Smartphone Malware

More people today access the internet using mobile devices such as smartphones and tablets than by using desktop or laptop computers. October 2016 was the crossover date when that happened. And as the internet becomes yet more important in daily life and used by more people, that trend will continue.

So it just makes (perverted) sense that malware creators will start attacking mobile devices as well. And the number one type of malware being created today is Ransomware.

How to avoid getting infected?

There are only two smartphone platforms of serious importance today, iOS (Apple) and Android (Google). For a brief introduction on the two, CLICK HERE.

Apple and Google each take very different approaches to their mobile OS. iOS is a closed system, highly controlled by Apple. Android, on the other hand, is an open system.
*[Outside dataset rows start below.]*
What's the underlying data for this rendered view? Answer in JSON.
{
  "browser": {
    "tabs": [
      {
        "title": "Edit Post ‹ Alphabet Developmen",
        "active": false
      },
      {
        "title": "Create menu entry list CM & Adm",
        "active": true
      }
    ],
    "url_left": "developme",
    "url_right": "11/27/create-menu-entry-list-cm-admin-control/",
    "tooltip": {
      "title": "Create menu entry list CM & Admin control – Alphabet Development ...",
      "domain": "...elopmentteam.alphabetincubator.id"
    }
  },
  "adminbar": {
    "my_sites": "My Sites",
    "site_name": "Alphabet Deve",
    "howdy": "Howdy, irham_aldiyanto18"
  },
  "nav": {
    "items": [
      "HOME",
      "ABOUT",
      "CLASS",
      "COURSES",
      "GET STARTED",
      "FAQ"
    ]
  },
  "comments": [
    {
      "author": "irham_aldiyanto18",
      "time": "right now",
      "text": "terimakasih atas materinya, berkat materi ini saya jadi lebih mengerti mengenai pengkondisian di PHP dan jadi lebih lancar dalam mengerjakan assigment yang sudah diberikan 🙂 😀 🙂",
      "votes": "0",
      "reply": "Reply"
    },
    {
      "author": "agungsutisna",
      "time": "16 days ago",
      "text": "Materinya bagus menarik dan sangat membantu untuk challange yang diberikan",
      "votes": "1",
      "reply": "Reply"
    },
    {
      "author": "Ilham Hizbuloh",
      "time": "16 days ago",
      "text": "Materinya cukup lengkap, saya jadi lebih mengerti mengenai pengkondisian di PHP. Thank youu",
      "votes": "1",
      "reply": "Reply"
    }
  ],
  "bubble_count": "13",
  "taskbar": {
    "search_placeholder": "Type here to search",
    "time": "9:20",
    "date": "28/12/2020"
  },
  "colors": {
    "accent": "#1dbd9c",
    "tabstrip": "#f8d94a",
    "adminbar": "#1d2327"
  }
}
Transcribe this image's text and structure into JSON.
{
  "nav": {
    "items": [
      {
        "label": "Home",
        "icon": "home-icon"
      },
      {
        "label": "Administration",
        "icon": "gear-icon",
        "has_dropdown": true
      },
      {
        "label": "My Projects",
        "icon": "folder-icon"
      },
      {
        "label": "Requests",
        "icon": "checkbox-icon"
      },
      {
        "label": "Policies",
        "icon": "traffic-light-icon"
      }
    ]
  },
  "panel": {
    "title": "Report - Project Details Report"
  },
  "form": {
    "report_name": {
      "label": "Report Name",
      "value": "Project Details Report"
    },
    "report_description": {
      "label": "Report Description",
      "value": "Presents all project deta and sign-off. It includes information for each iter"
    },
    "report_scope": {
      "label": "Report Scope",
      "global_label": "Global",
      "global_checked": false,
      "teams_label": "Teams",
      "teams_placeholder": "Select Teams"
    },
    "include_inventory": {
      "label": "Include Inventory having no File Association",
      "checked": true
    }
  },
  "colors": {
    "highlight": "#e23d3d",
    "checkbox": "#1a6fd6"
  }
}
The total control that Apple has on iOS yields these benefits:

  • Apps may be downloaded only from Apple's curated app store.

  • Updates are more frequent and deployed to Apple devices far sooner.

  • The uptake for iOS updates is very high.

  • Device Lockdown.

  • Apple supports non-current devices far longer.


Let's expand on what I said above and why it's important.

> Curated App Store
Unless you jailbreak, you cannot install apps from any source except the official Apple App Store. Why is this a good thing? Every app on the app store is examined for safety. Lots of apps might be a stupid money suck, but at least they're free of malware. If an author includes malware in their app, it'll be rejected by Apple's automatic curating system. It's a very effective gatekeeper. Your chances of downloading malware infected apps from the App Store are for all practical purposes non-existent. To be fair, malware has occasionally sneaked in, but it's exceedingly rare.

Android: The Google Play Store is also curated. But it's possible to download apps from other repositories that aren't curated well -- or at all.

> More Frequent Updates
When a vulnerability is discovered in iOS, depending on the severity of the vulnerability, Apple might fix it right away. If not so serious, they may wait a little longer and include it with a later update.

Android: The entire Android update system is a huge mess. My article HERE discusses the big problem that the Android platform has with updates.

> Uptake for iOS updates is very high
This simply means that when Apple updates iOS, the vast majority of iPhone and iPad users get the updates -- and they get them far sooner after the update is released.

Android: Here, too, the entire Android update system is a huge mess. Read my article on why.

> Device Lockdown
This just means that apps can only access system resources that Apple allows. Apps generally cannot access resources that might endanger other apps or the operating system. Similarly, web browsers, often a transmission vector due to visiting infected websites, are locked down tightly. So inadvertently visiting an infected website on an iPhone or iPad is far less likely to infect your device.

> Longer Device Support
iPhone and iPad devices enjoy support two to three times longer than Android devices. Some iPhone models have seen upward five years of support and three years is common.

Android devices, on the other hand, usually reach end-of-life after two years -- and only one year in some cases.

What should I buy

Heh heh... that should pretty clear by now. If you aren't a computer geek that likes to twiddle with phones, the iPhone is the way to go, hands-down, period. For non-geeks, there's really nothing an Android phone can do that an iPhone cannot.

The iPhone and iPad simply don't need anti-malware products, they're that safe.

So there you have it. Buy an iPhone and worry not about malware.